╭──

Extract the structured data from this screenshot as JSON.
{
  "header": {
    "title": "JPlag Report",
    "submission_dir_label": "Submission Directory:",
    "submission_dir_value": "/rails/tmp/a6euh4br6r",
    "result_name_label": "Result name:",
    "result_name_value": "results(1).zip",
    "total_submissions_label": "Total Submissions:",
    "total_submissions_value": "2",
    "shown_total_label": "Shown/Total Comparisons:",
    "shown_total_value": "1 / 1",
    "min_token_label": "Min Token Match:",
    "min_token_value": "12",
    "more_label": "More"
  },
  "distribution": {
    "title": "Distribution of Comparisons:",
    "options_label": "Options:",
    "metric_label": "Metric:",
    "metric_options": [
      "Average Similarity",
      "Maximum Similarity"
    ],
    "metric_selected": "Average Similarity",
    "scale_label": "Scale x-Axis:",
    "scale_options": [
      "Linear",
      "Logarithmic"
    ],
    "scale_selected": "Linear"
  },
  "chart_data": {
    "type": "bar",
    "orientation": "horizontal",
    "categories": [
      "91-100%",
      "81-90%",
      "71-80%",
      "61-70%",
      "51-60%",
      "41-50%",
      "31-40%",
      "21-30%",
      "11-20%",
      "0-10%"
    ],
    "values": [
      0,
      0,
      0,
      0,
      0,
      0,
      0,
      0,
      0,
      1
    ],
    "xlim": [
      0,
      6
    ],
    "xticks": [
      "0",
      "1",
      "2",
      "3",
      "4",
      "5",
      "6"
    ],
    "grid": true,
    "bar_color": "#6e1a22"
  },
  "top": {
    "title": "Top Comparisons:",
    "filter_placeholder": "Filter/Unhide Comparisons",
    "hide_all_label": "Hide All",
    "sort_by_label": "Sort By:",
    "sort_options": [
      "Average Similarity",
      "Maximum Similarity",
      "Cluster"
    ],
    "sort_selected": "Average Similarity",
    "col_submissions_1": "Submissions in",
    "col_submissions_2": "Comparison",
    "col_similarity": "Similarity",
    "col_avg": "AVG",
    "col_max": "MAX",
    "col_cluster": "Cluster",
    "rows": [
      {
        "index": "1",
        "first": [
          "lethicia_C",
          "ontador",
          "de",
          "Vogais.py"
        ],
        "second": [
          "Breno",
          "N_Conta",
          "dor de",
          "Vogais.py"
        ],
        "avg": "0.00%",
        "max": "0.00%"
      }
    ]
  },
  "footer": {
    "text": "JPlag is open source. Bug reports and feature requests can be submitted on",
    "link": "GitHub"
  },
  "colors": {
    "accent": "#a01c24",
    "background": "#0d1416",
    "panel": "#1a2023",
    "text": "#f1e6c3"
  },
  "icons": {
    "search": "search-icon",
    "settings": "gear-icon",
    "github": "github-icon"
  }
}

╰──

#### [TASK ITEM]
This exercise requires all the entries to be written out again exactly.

#### [ANSWER TO THE EXERCISE]
Extract the structured data from this screenshot as JSON.
{
  "header": {
    "title": "JPlag Report",
    "submission_dir_label": "Submission Directory:",
    "submission_dir_value": "/rails/tmp/a6euh4br6r",
    "result_name_label": "Result name:",
    "result_name_value": "results(1).zip",
    "total_submissions_label": "Total Submissions:",
    "total_submissions_value": "2",
    "shown_total_label": "Shown/Total Comparisons:",
    "shown_total_value": "1 / 1",
    "min_token_label": "Min Token Match:",
    "min_token_value": "12",
    "more_label": "More"
  },
  "distribution": {
    "title": "Distribution of Comparisons:",
    "options_label": "Options:",
    "metric_label": "Metric:",
    "metric_options": [
      "Average Similarity",
      "Maximum Similarity"
    ],
    "metric_selected": "Average Similarity",
    "scale_label": "Scale x-Axis:",
    "scale_options": [
      "Linear",
      "Logarithmic"
    ],
    "scale_selected": "Linear"
  },
  "chart_data": {
    "type": "bar",
    "orientation": "horizontal",
    "categories": [
      "91-100%",
      "81-90%",
      "71-80%",
      "61-70%",
      "51-60%",
      "41-50%",
      "31-40%",
      "21-30%",
      "11-20%",
      "0-10%"
    ],
    "values": [
      0,
      0,
      0,
      0,
      0,
      0,
      0,
      0,
      0,
      1
    ],
    "xlim": [
      0,
      6
    ],
    "xticks": [
      "0",
      "1",
      "2",
      "3",
      "4",
      "5",
      "6"
    ],
    "grid": true,
    "bar_color": "#6e1a22"
  },
  "top": {
    "title": "Top Comparisons:",
    "filter_placeholder": "Filter/Unhide Comparisons",
    "hide_all_label": "Hide All",
    "sort_by_label": "Sort By:",
    "sort_options": [
      "Average Similarity",
      "Maximum Similarity",
      "Cluster"
    ],
    "sort_selected": "Average Similarity",
    "col_submissions_1": "Submissions in",
    "col_submissions_2": "Comparison",
    "col_similarity": "Similarity",
    "col_avg": "AVG",
    "col_max": "MAX",
    "col_cluster": "Cluster",
    "rows": [
      {
        "index": "1",
        "first": [
          "lethicia_C",
          "ontador",
          "de",
          "Vogais.py"
        ],
        "second": [
          "Breno",
          "N_Conta",
          "dor de",
          "Vogais.py"
        ],
        "avg": "0.00%",
        "max": "0.00%"
      }
    ]
  },
  "footer": {
    "text": "JPlag is open source. Bug reports and feature requests can be submitted on",
    "link": "GitHub"
  },
  "colors": {
    "accent": "#a01c24",
    "background": "#0d1416",
    "panel": "#1a2023",
    "text": "#f1e6c3"
  },
  "icons": {
    "search": "search-icon",
    "settings": "gear-icon",
    "github": "github-icon"
  }
}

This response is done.